* _Data section_:

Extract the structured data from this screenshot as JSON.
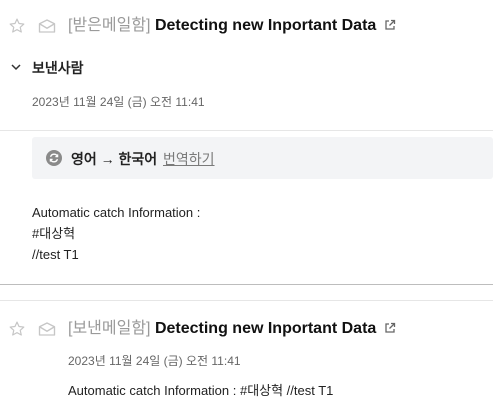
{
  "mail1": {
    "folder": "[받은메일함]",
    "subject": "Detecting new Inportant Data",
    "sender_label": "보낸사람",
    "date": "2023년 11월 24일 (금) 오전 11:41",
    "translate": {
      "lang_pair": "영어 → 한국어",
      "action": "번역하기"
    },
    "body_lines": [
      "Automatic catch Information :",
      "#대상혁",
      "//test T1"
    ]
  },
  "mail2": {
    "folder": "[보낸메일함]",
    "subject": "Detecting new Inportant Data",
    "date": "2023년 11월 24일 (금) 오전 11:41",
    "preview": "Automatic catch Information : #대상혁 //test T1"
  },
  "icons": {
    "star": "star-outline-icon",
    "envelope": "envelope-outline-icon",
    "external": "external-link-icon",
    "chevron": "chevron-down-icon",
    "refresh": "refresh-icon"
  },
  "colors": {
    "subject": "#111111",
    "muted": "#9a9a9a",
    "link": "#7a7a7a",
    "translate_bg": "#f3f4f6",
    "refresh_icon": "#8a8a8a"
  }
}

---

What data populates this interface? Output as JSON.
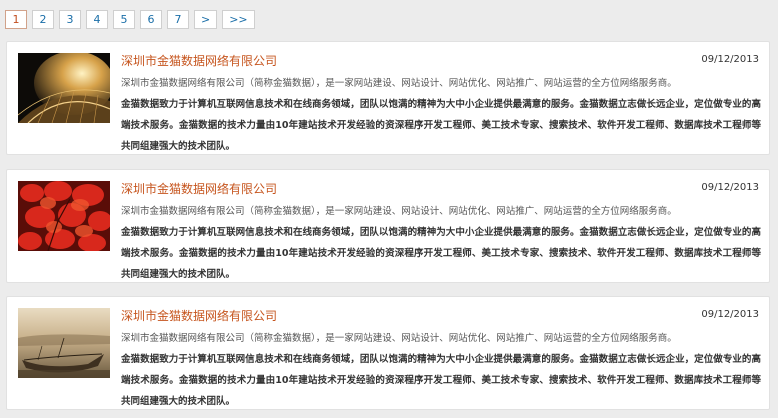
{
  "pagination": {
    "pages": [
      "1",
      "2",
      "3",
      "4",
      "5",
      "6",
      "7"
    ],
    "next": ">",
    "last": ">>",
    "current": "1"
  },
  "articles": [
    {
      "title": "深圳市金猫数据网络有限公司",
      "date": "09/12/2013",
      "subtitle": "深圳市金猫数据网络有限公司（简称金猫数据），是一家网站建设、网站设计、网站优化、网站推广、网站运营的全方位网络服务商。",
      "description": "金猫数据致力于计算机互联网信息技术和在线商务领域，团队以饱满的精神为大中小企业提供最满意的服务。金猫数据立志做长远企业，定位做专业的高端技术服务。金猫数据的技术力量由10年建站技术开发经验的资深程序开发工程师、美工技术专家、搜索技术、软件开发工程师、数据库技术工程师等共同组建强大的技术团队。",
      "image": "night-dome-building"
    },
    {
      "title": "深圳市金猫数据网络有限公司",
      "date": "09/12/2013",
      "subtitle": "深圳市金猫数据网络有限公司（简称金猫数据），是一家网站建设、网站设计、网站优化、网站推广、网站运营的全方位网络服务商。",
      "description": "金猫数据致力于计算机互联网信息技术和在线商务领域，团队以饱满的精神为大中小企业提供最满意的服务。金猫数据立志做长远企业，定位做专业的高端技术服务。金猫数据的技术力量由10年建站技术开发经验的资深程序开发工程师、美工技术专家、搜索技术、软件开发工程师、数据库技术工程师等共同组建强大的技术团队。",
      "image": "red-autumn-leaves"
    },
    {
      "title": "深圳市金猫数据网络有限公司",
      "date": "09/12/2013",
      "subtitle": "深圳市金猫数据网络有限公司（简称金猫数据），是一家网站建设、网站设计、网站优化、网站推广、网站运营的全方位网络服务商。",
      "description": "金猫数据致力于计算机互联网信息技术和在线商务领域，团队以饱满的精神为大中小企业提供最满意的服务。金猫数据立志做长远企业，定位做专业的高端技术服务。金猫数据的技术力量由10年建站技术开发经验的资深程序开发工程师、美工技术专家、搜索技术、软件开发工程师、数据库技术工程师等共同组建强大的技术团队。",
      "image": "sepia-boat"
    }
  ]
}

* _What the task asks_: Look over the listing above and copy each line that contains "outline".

* _Response box_:
    "star": "star-outline-icon",
    "envelope": "envelope-outline-icon",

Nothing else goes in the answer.